So good that it won’t be in my fridge for long. And definitely won’t make it to the freezer.
ROASTED RED PEPPER & CHICKPEA SALAD
Measurements are beyond approximate so feel free to just dump everything into a bowl, mash it all around and taste away. Besides tuna, parsley and feta, I think chopped olives, fresh mint or your favorite spicy something-or-other would be divine mixed up here. If you don’t have sumac, don’t worry. If you do, this salad will be a great reminder of why.
1 can chickpeas, rinsed and drained
2 – 3 roasted red peppers*, chopped
1 tablespoon capers (with some juice)
a generous drizzle of olive oil
juice of 1/2 lemon
1 teaspoon ground sumac
1/4 cup Bulgarian feta cheese, crumbled (optional)
salt & pepper to taste
Put the chickpeas & roasted red peppers in a big bowl. Use a fork or a potato masher to smoosh everything together until the number of smooshed chickpeas outnumbers the whole ones. Add the capers and all the other ingredients to taste.
Serve with some pita, stuffed into a sandwich, or on a bed of lightly dressed lettuce. It will keep in the fridge for a week.

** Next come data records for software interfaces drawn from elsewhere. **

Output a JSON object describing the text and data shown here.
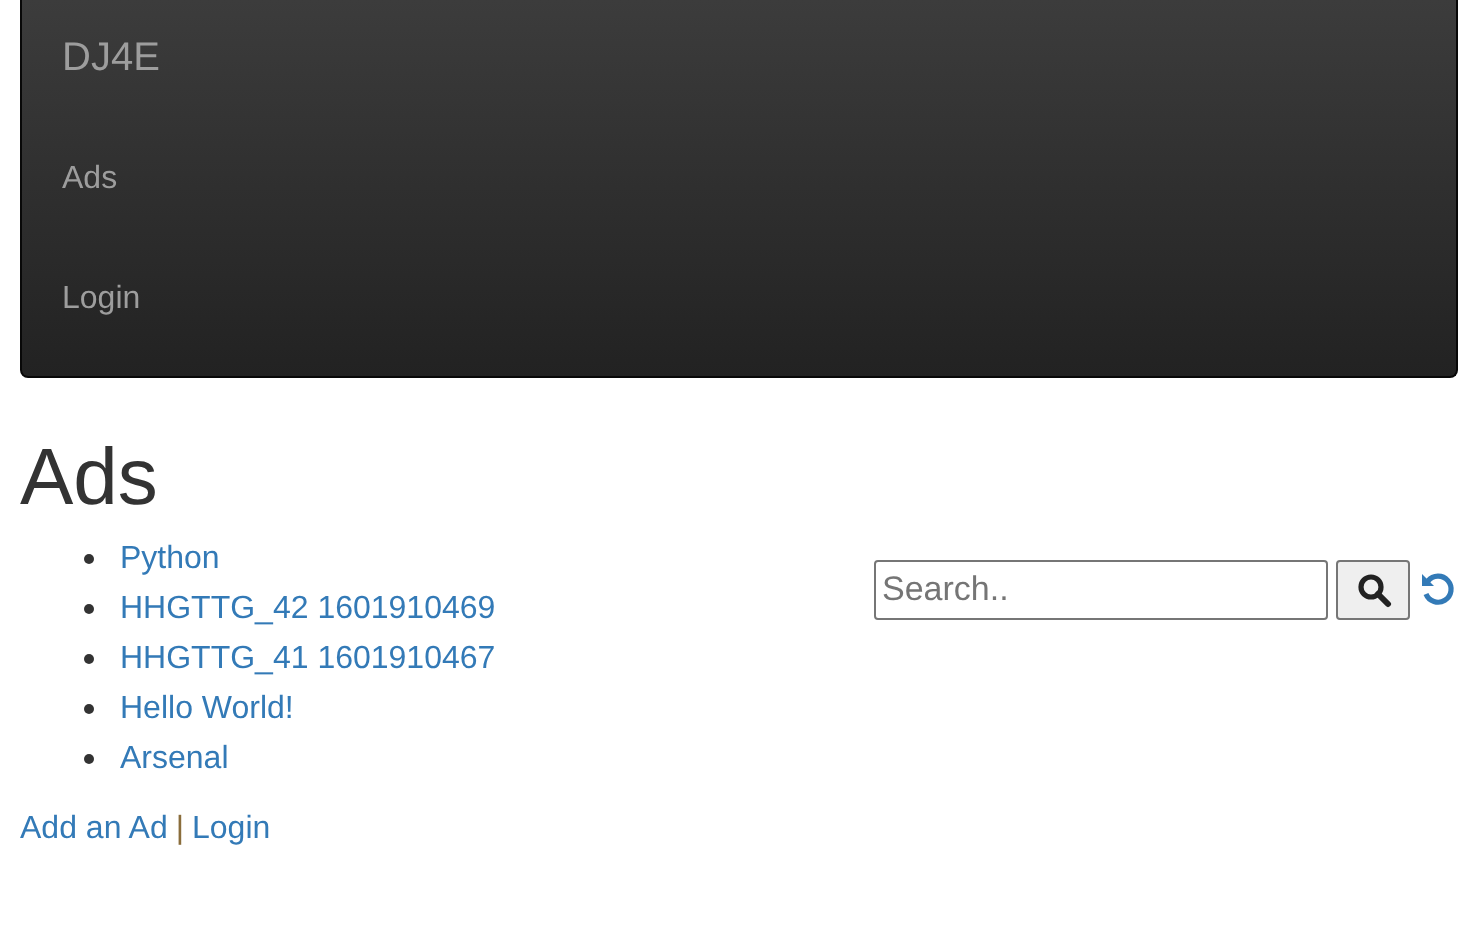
{
  "navbar": {
    "brand": "DJ4E",
    "items": [
      "Ads",
      "Login"
    ]
  },
  "heading": "Ads",
  "ads": [
    "Python",
    "HHGTTG_42 1601910469",
    "HHGTTG_41 1601910467",
    "Hello World!",
    "Arsenal"
  ],
  "search": {
    "placeholder": "Search.."
  },
  "footer": {
    "links": [
      "Add an Ad",
      "Login"
    ],
    "separator": "|"
  }
}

* You can make your own or use the jarred kind. There are countless ways to make this at home; I roasted them on a tray in a 400F/200C oven until the skins were brown, but you can roast them under the broiler or over a gas flame. Once they are cool enough to handle, slip off and discard the skin, remove the seeds and enjoy.